The smaller number of SKUs of this bulk-focussed business has made operations more efficient and helped cut down on the inventory requirement. Warehouse space needed is lesser, and resources needed to manage them are lesser. “Our inventory turns are very high,” says Medda, “We keep stock only for 10 days, while D-Mart keeps stock for 25 and other retailers for at least 30 days.”

Money bags
The start-up has plans to expand, and recently raised $32 million in equity and debt through three rounds. They raised $21 million in a Series C funding (December 2020) round led by WestBridge Capital, along with Alpha Wave Incubation, a venture fund managed by Falcon Edge Capital, Z3Partners, Matrix Partners India and Omidyar Network India and independent angel investors. With the latest funding, the founders claim that the company is growing by 3x with capital efficiency at 10x, much higher than other e-commerce companies.

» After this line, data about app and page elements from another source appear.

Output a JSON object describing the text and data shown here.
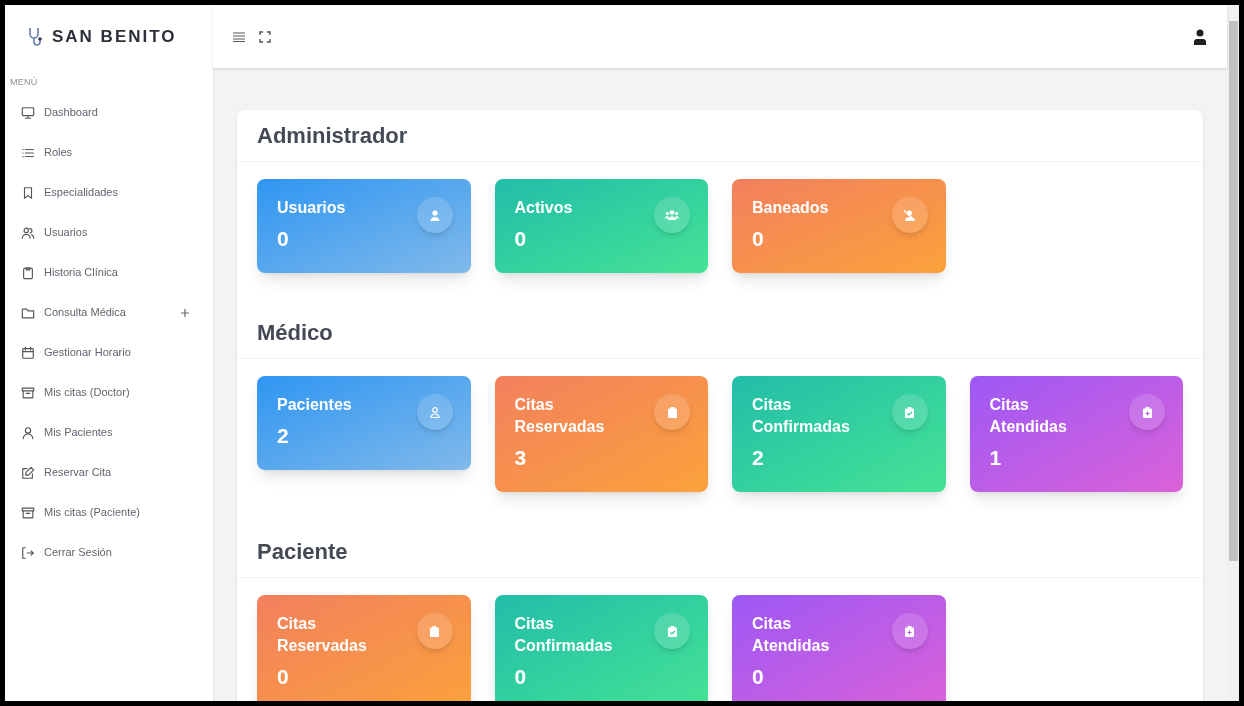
{
  "brand": {
    "name": "SAN BENITO"
  },
  "sidebar": {
    "heading": "MENÚ",
    "items": [
      {
        "label": "Dashboard",
        "kind": "monitor"
      },
      {
        "label": "Roles",
        "kind": "list"
      },
      {
        "label": "Especialidades",
        "kind": "bookmark"
      },
      {
        "label": "Usuarios",
        "kind": "users"
      },
      {
        "label": "Historia Clínica",
        "kind": "clipboard"
      },
      {
        "label": "Consulta Médica",
        "kind": "folder",
        "expanded": false
      },
      {
        "label": "Gestionar Horario",
        "kind": "calendar"
      },
      {
        "label": "Mis citas (Doctor)",
        "kind": "archive"
      },
      {
        "label": "Mis Pacientes",
        "kind": "user"
      },
      {
        "label": "Reservar Cita",
        "kind": "edit"
      },
      {
        "label": "Mis citas (Paciente)",
        "kind": "archive"
      },
      {
        "label": "Cerrar Sesión",
        "kind": "logout"
      }
    ]
  },
  "sections": [
    {
      "title": "Administrador",
      "cards": [
        {
          "label": "Usuarios",
          "value": "0",
          "color": "#2f96f2",
          "kind": "user"
        },
        {
          "label": "Activos",
          "value": "0",
          "color": "#22bda9",
          "kind": "users"
        },
        {
          "label": "Baneados",
          "value": "0",
          "color": "#f2805e",
          "kind": "user-slash"
        }
      ]
    },
    {
      "title": "Médico",
      "cards": [
        {
          "label": "Pacientes",
          "value": "2",
          "color": "#2f96f2",
          "kind": "user-outline"
        },
        {
          "label": "Citas Reservadas",
          "value": "3",
          "color": "#f2805e",
          "kind": "clipboard"
        },
        {
          "label": "Citas Confirmadas",
          "value": "2",
          "color": "#22bda9",
          "kind": "clipboard-check"
        },
        {
          "label": "Citas Atendidas",
          "value": "1",
          "color": "#9d58f5",
          "kind": "clipboard-plus"
        }
      ]
    },
    {
      "title": "Paciente",
      "cards": [
        {
          "label": "Citas Reservadas",
          "value": "0",
          "color": "#f2805e",
          "kind": "clipboard"
        },
        {
          "label": "Citas Confirmadas",
          "value": "0",
          "color": "#22bda9",
          "kind": "clipboard-check"
        },
        {
          "label": "Citas Atendidas",
          "value": "0",
          "color": "#9d58f5",
          "kind": "clipboard-plus"
        }
      ]
    }
  ]
}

Investors are drawn by the idea of building for Bharat (or the next billion) and the experience the founders have in this space. “The founders’ well-researched ideas, relevant experience and ability to execute swiftly truly set them apart,” says Tarun Davda, Managing Director at Matrix Partners. InnoVen Capital’s Ashish Sharma shares a similar view. “It requires a different DNA to understand an affluent customer in Mumbai or Bengaluru, who is comfortable with e-commerce, versus the mass segment in Jaipur or Ajmer who has different affordability and is not used to e-commerce. You need to have deeper consumer insights, a wide variety of offerings, beyond the standard branded products and low-cost supply chain/service delivery,” he says, adding that a tightly run operation around warehousing and logistics is also crucial to make positive unit economics.

A 2019 Redseer report concluded that social commerce sites in Tier-II and III cities have great potential for growth. According to the report, the next 100 million online shoppers will come from the smaller cities of India and “likely to have very different behaviour and needs vs the current group of shoppers. E-commerce platforms that tap into the social element…will target this emerging group of users and drive e-tailing growth, from the $24 billion annually (in CY18) to more than $90 billion by CY23.” The report named Dealshare, along with others such as Mall18, as being able to tap this market opportunity.

While the market is big, Forrester’s analyst Sanjeev Kumar says that it has seen challenges across the board. “It is a big market, no doubt about it, but both Amazon and Flipkart faced disruptions in Q2 2020. It has not been smooth sailing like we see in the US. Amazon US saw a growth of more than 40% in GMV in 2020, while in India, we estimate that growth was less than half of it. And that is when they have invested heavily in logistics and buyers have been flocking to these channels since pandemic, especially for grocery.”

He sees Dealshare growing if it is operating in high-growth segments such as online grocery and personal care. The start-up’s FY24 goal is to reach a revenue run rate of $5 billion and be present in 300 cities and be an EBITDA positive business.

Redseer’s Rohan Agarwal says that in order to succeed in Tier-II and Tier-III cities,  start-ups must work on giving better deals than their local store, on building a platform that has easy-to-use interface and creating a space that allows conversations. “In larger cities, people value being able to save. Rs.20 but, in smaller towns, people like the conversations they have when they go to kirana stores. That is where you have to be able to build engagement with the customer base,” he says.

Since the start-up is already working on these three aspects and has veterans at the helm, it looks poised to grow in leaps. The niggling worry could be logistics cost, especially when the company is looking to expand more than 10x geographically. If that is set right, they may have a deal.